These standing committees included but were not limited to the following: the Standing Committee on Energy, the Purchase of Military Assets, Water Resources, Caroni Limited, the Health Initiatives, the Construction Initiatives and Food Prices to name a few. The Standing Committee on Energy was chaired by Mr Manning and the majority of the other committees were chaired by Dr Lenny Saith.
The real benefit of these committees was that they brought together multidisciplinary teams from various ministries as well as subject matter experts. Deliberations, documentation and reports were shared amongst all. Subject matter experts, technical personnel, not ministers, reported on progress and the evaluation of various alternative approaches to any issue or problem. The benefit of this methodology is that it provided transparency and, more importantly, allowed for a full evaluation of the technical details and the various constraints.
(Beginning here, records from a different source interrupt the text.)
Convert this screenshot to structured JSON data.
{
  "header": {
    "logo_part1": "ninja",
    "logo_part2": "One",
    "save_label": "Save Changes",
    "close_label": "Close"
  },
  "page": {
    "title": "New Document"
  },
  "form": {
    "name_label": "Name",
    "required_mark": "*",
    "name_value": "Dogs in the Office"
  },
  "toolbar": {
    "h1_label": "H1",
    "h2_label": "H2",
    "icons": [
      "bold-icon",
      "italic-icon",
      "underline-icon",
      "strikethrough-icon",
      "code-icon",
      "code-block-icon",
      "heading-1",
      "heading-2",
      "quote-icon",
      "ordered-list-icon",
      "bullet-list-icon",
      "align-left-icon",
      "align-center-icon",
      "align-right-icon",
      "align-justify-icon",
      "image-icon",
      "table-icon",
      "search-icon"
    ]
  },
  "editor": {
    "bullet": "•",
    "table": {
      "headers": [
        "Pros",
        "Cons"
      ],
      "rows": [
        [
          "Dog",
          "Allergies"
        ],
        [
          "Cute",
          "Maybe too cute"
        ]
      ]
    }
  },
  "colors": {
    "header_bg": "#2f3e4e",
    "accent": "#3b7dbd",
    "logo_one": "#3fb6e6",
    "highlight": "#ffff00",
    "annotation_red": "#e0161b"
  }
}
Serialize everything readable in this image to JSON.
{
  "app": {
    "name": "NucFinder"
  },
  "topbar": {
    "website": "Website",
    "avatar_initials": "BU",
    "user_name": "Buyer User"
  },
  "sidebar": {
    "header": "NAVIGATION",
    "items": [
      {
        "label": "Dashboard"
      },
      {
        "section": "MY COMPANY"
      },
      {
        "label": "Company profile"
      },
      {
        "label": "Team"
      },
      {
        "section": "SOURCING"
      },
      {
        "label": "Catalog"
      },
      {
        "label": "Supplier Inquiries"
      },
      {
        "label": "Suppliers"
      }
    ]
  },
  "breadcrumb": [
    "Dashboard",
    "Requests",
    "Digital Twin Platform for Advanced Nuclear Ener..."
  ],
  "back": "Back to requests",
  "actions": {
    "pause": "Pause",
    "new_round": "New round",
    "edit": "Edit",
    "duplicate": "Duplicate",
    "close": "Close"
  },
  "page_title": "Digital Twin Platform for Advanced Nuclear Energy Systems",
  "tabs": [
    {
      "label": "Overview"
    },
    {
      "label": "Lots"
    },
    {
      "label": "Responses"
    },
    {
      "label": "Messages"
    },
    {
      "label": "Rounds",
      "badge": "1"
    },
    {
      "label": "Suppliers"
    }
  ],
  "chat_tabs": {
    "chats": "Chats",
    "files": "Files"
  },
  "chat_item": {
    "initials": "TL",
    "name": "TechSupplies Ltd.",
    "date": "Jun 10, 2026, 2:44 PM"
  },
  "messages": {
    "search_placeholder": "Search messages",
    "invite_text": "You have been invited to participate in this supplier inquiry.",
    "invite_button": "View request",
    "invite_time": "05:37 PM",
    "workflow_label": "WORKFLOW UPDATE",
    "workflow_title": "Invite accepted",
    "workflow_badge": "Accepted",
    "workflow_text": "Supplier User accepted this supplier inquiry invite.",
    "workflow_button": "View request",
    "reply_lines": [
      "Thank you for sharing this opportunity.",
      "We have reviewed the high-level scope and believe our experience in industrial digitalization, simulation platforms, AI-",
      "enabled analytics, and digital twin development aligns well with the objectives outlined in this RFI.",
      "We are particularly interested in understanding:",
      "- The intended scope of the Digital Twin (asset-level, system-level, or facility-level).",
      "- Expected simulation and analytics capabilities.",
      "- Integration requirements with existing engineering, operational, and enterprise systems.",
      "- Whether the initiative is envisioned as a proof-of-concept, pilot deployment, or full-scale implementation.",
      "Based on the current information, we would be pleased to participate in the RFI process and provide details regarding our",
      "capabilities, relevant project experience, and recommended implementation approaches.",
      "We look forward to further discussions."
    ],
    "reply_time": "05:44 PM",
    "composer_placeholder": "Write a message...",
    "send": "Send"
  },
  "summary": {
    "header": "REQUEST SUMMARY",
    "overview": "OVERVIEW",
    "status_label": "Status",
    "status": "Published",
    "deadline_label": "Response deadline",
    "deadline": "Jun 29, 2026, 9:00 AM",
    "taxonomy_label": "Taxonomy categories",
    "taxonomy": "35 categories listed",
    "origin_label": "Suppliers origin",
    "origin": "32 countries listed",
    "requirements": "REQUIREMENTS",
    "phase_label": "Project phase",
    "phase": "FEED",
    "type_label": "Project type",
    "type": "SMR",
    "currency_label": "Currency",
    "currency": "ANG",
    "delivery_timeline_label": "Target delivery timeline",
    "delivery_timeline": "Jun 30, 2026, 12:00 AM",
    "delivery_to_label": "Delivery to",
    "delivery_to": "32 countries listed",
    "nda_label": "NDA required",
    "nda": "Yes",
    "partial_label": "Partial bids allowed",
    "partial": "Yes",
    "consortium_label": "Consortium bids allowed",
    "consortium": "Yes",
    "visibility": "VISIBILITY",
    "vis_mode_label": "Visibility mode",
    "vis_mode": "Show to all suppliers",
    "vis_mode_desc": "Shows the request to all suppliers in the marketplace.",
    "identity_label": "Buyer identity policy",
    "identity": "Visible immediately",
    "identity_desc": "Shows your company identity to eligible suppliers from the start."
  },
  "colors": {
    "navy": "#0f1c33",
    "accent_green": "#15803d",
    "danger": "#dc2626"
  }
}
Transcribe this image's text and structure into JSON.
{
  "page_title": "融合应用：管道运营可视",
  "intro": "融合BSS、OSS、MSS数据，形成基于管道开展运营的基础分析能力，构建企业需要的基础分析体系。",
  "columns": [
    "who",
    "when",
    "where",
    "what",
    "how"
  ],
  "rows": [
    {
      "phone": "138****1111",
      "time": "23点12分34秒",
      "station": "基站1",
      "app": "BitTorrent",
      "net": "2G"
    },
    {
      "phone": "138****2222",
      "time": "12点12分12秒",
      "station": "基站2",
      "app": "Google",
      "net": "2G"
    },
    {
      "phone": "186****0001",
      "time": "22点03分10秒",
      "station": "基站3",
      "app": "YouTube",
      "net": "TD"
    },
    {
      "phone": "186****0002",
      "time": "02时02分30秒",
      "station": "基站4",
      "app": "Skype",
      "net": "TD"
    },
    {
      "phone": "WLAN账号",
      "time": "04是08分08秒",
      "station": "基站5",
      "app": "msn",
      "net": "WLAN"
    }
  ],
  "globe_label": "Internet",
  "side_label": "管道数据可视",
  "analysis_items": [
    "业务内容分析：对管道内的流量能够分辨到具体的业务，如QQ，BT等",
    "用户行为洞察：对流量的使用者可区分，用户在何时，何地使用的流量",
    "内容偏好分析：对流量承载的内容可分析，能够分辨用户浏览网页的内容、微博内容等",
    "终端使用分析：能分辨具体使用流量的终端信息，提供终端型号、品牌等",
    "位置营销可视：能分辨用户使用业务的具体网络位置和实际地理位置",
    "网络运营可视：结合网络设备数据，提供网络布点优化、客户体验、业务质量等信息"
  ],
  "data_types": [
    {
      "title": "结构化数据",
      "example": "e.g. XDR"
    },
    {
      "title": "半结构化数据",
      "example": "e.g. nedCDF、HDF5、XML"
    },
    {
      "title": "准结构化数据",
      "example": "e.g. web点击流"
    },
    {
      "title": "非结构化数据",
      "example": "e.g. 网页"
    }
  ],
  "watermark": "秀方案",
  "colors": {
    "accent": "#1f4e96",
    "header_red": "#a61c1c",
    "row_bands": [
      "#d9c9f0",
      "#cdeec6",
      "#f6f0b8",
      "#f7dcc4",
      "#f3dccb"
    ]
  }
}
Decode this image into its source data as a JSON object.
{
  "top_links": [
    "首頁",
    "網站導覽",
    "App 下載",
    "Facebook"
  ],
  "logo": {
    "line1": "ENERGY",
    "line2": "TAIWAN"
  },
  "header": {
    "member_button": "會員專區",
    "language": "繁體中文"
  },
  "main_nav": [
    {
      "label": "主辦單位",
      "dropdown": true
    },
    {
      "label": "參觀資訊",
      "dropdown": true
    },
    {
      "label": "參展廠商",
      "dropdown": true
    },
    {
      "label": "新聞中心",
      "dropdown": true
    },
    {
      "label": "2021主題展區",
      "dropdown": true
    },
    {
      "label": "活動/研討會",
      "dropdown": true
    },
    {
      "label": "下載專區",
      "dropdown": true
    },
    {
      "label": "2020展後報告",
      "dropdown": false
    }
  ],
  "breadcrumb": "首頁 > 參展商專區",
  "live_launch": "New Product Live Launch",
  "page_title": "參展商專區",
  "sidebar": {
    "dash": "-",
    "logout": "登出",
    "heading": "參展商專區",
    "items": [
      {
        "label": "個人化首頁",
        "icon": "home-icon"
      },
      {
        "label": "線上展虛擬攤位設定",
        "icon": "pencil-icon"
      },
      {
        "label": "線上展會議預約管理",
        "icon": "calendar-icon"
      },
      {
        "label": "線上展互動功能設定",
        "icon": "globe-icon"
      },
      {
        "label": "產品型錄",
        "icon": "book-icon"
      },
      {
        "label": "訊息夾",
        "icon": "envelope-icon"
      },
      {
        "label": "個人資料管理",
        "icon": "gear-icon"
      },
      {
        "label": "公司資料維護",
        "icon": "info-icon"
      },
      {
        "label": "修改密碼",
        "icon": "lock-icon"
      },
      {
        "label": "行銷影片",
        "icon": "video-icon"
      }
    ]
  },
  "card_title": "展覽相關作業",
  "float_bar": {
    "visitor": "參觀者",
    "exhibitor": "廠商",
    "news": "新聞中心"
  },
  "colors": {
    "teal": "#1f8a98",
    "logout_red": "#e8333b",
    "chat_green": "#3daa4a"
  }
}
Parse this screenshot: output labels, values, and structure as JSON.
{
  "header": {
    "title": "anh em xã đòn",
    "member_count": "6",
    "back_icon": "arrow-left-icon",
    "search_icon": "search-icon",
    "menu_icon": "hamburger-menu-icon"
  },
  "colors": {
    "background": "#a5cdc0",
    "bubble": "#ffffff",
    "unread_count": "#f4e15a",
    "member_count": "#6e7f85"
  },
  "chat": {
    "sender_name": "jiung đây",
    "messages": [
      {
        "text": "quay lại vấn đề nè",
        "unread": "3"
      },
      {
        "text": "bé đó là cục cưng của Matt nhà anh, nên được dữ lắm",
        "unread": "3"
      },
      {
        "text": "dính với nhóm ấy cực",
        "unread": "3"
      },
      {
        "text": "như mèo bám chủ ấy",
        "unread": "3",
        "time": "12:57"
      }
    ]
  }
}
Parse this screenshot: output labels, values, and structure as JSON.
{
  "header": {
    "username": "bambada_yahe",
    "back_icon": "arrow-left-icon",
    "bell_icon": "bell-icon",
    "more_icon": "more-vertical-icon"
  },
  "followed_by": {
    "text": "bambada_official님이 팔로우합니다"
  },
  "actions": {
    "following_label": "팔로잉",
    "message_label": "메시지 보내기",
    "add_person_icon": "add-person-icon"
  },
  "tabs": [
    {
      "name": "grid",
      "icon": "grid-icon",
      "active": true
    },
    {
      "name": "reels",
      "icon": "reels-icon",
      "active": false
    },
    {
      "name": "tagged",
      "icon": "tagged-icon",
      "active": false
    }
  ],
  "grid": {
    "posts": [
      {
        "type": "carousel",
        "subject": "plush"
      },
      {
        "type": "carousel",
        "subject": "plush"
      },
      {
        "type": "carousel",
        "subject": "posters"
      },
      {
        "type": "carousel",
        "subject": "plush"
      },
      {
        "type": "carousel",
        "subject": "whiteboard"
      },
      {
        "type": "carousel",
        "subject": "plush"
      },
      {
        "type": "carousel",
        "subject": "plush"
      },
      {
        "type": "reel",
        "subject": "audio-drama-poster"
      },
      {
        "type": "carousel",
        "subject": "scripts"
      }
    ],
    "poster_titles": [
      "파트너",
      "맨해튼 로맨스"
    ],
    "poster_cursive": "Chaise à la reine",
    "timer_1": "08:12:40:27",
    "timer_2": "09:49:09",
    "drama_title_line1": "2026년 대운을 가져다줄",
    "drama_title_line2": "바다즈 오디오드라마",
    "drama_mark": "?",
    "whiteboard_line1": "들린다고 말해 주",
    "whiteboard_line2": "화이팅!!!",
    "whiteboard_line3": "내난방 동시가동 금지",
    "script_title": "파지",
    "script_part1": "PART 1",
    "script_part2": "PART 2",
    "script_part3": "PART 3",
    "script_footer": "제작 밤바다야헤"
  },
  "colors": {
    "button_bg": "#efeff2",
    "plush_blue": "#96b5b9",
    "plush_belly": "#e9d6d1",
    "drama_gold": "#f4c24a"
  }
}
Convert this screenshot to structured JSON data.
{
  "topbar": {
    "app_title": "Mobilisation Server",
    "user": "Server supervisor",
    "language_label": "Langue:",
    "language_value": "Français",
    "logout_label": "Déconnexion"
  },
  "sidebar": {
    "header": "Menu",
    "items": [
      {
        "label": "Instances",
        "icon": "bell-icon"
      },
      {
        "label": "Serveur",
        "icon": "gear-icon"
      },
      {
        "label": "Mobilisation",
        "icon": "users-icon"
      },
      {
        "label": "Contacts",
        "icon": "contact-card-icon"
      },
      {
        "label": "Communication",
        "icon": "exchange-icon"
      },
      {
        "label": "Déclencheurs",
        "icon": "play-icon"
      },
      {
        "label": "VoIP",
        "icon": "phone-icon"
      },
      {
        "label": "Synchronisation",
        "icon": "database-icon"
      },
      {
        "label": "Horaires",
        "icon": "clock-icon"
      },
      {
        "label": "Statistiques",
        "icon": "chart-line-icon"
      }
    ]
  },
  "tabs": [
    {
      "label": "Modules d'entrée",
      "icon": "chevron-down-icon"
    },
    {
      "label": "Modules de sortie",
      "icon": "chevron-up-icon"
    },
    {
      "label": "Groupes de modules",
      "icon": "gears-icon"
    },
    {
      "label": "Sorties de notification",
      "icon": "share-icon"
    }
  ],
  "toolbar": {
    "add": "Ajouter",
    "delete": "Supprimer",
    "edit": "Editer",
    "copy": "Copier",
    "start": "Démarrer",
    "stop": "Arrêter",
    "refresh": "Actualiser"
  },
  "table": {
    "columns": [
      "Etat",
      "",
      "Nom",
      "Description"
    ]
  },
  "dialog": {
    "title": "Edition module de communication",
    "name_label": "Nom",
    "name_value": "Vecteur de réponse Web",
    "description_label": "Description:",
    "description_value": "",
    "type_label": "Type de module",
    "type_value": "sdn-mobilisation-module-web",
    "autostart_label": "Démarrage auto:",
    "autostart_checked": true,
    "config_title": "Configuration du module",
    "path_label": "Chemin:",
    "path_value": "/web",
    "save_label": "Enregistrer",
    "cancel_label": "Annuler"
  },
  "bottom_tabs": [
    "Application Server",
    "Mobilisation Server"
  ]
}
As minister in the Ministry of Finance, I was on many, but not all of the committees. Because of my finance background and business experience, I have been able to comment on many matters now in the public domain with some degree of authority, especially since I have been able to save my notes.
Water is as critical to everyday life as it is to economic growth. The Committee on Water Resources therefore examined many options for improving the supply of water both for home and industrial use on a 24/7 basis. It considered several initiatives including using several small desalination plants for water-deprived regions, the provision of a dam in the Moruga and Chickland areas and the development of a wastewater plant which would recycle water for industrial purposes.
As a rule of thumb, producing water is cheapest using wells and capturing rainwater run-off. Desalinated water by comparison is very expensive and recycled wastewater even more expensive than desalinated water. Using wastewater has an additional cost in that wastewater cannot be commingled with potable water. This therefore requires the additional capital expense of separate piping and instrumentation. Having evaluated the possibility of using recycled wastewater from the wastewater plant, WASA technicians advised the committee to consider alternatives including increasing water production from existing supply sources.
In that regard, it is well known that the State had an ongoing legal action against Desalcott which was a joint venture between GE and companies controlled by the Karamath family. Desalcott was developed under a public private partnership (PPP) rubric during the administration of Basdeo Panday in an arrangement that was considered to be neither transparent nor arm’s length.
The committee noted that Desalcott had a rated capacity of 24 million gallons a day and had the capacity to increase its output to 60 million gallons. If Desalcott accepted the responsibility to provide additional water on the same contractual basis as water was being provided to WASA under the existing take-or-pay basis, then the country would have an additional 36 million gallons of water a day at its disposal. The State, therefore, would avoid any additional capital costs and obtain water from a cheaper source than more expensive wastewater.
In these circumstances, the committee sought legal advice on whether the State could proceed with its suit against Desalcott while requesting an increase in production under the pre-existing contractual conditions. The advice of the Attorney General’s office was positive. Accordingly, WASA commenced negotiations and Desalcott agreed to increase its output to 60 million gallons a day, in discrete stages, without altering the other terms and conditions of the existing contract. I am informed that Desalcott has increased its production to 30 million gallons a day and is continuing the upgrade process. This leaves an unutilised upgrade capacity of an additional 30 million gallons a day. Adding 10 million gallons a day of wastewater is, quite simply, unnecessary. So why do it?
Minister Ganga Singh has had a long association with water in this UNC administration and in his previous UNC incarnation. He is unique in this regard. Starting as CEO of WASA in 2010 and then elevated to a ministry which was created to deal primarily with water, he cannot claim ignorance. Did the Minister of Water Resources cancel the additional capacity utilisation agreement? And if yes, why? This might seem an elementary question, but from everything I’ve seen and read it is a question that has neither been asked nor answered.
Using recycled water from the Beetham Wastewater Treatment Plant is therefore totally unnecessary. Water can be obtained from other sources more cheaply under existing contractual arrangements with Desalcott. When the proposed Beetham Wastewater project is evaluated in this light, the questions asked about the propriety of the connections and the tender process methodology for the award of this project have new meaning.
• Mariano Browne is a
management consultant and a
former government minister